■ PROBLEM TO SOLVE
Give back the records that follow exactly, images excluded.
***** INPUT FOR THIS TASK
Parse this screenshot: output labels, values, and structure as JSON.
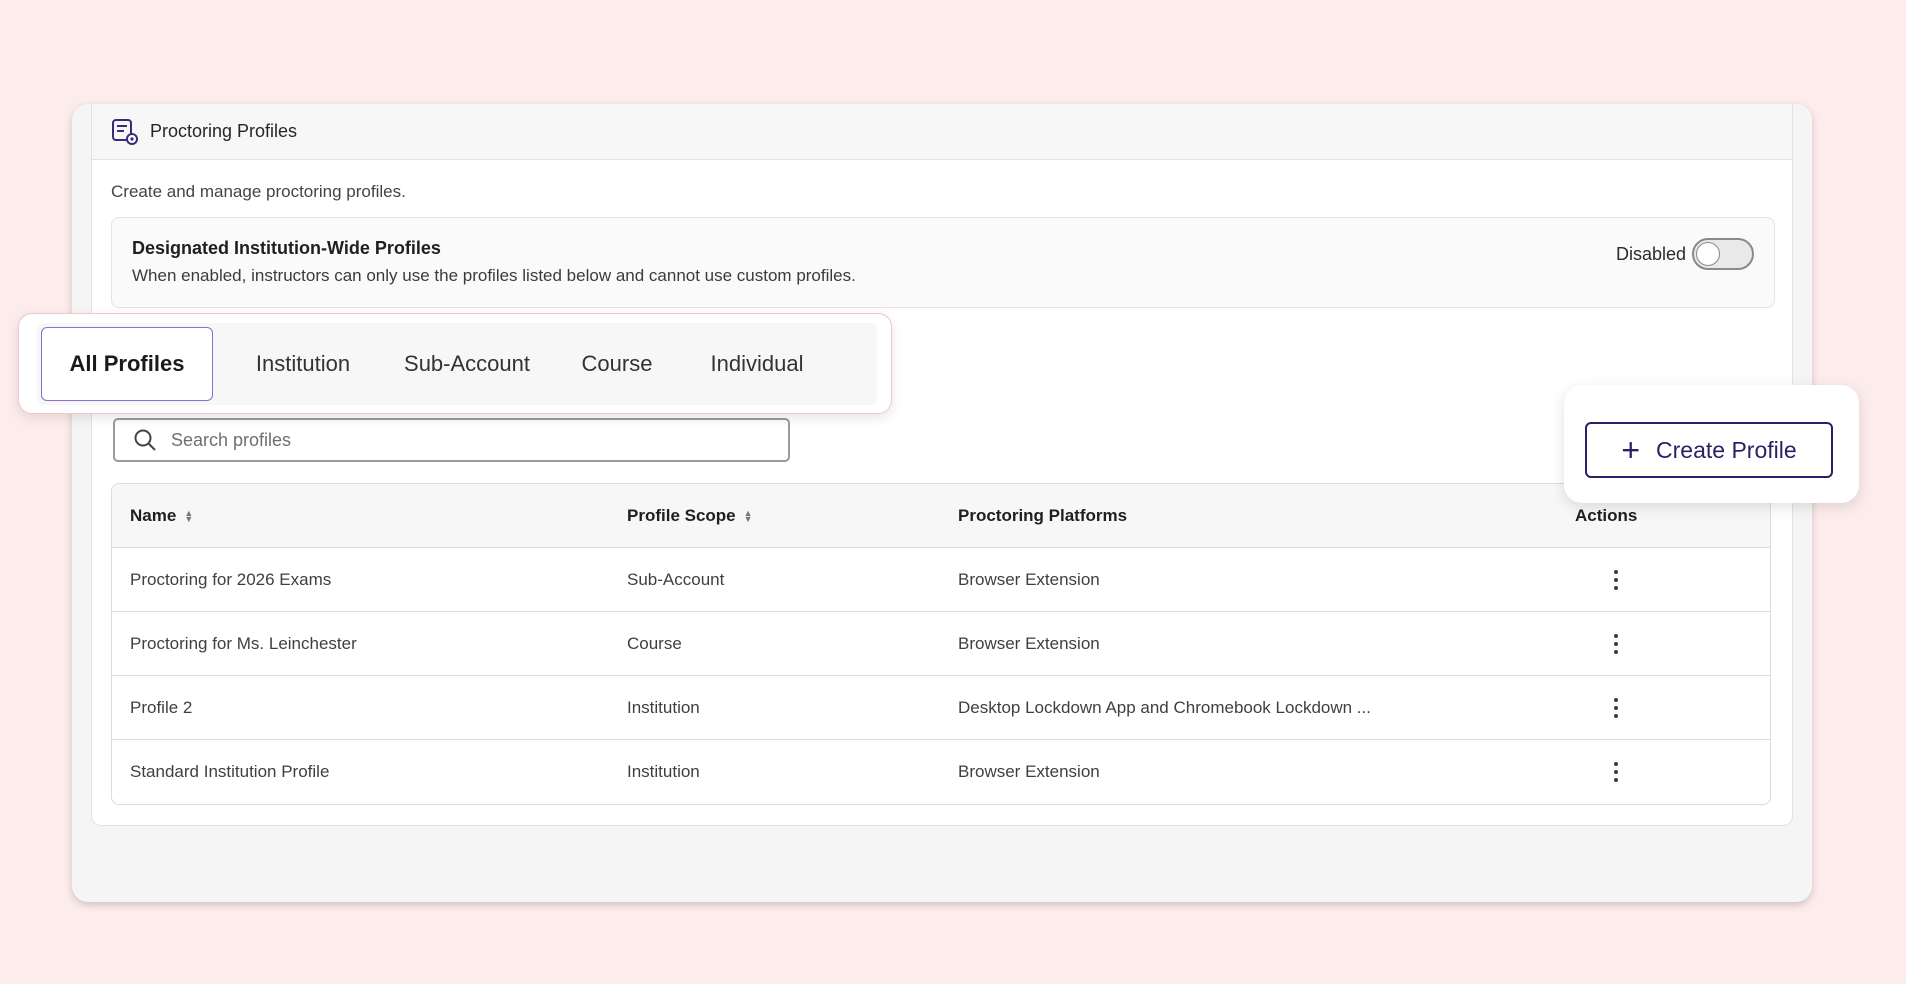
{
  "header": {
    "title": "Proctoring Profiles",
    "icon": "document-settings-icon"
  },
  "description": "Create and manage proctoring profiles.",
  "designated": {
    "title": "Designated Institution-Wide Profiles",
    "subtitle": "When enabled, instructors can only use the profiles listed below and cannot use custom profiles.",
    "toggle_label": "Disabled",
    "toggle_on": false
  },
  "tabs": [
    {
      "label": "All Profiles",
      "active": true
    },
    {
      "label": "Institution",
      "active": false
    },
    {
      "label": "Sub-Account",
      "active": false
    },
    {
      "label": "Course",
      "active": false
    },
    {
      "label": "Individual",
      "active": false
    }
  ],
  "search": {
    "placeholder": "Search profiles",
    "value": ""
  },
  "create_button": {
    "label": "Create Profile",
    "icon": "plus-icon"
  },
  "table": {
    "headers": {
      "name": "Name",
      "scope": "Profile Scope",
      "platforms": "Proctoring Platforms",
      "actions": "Actions"
    },
    "rows": [
      {
        "name": "Proctoring for 2026 Exams",
        "scope": "Sub-Account",
        "platforms": "Browser Extension"
      },
      {
        "name": "Proctoring for Ms. Leinchester",
        "scope": "Course",
        "platforms": "Browser Extension"
      },
      {
        "name": "Profile 2",
        "scope": "Institution",
        "platforms": "Desktop Lockdown App and Chromebook Lockdown ..."
      },
      {
        "name": "Standard Institution Profile",
        "scope": "Institution",
        "platforms": "Browser Extension"
      }
    ]
  },
  "colors": {
    "background": "#fdecec",
    "accent": "#2d1f66",
    "active_tab_border": "#8a6dd9"
  }
}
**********
■ PROBLEM SOLUTION
Parse this screenshot: output labels, values, and structure as JSON.
{
  "header": {
    "title": "Proctoring Profiles",
    "icon": "document-settings-icon"
  },
  "description": "Create and manage proctoring profiles.",
  "designated": {
    "title": "Designated Institution-Wide Profiles",
    "subtitle": "When enabled, instructors can only use the profiles listed below and cannot use custom profiles.",
    "toggle_label": "Disabled",
    "toggle_on": false
  },
  "tabs": [
    {
      "label": "All Profiles",
      "active": true
    },
    {
      "label": "Institution",
      "active": false
    },
    {
      "label": "Sub-Account",
      "active": false
    },
    {
      "label": "Course",
      "active": false
    },
    {
      "label": "Individual",
      "active": false
    }
  ],
  "search": {
    "placeholder": "Search profiles",
    "value": ""
  },
  "create_button": {
    "label": "Create Profile",
    "icon": "plus-icon"
  },
  "table": {
    "headers": {
      "name": "Name",
      "scope": "Profile Scope",
      "platforms": "Proctoring Platforms",
      "actions": "Actions"
    },
    "rows": [
      {
        "name": "Proctoring for 2026 Exams",
        "scope": "Sub-Account",
        "platforms": "Browser Extension"
      },
      {
        "name": "Proctoring for Ms. Leinchester",
        "scope": "Course",
        "platforms": "Browser Extension"
      },
      {
        "name": "Profile 2",
        "scope": "Institution",
        "platforms": "Desktop Lockdown App and Chromebook Lockdown ..."
      },
      {
        "name": "Standard Institution Profile",
        "scope": "Institution",
        "platforms": "Browser Extension"
      }
    ]
  },
  "colors": {
    "background": "#fdecec",
    "accent": "#2d1f66",
    "active_tab_border": "#8a6dd9"
  }
}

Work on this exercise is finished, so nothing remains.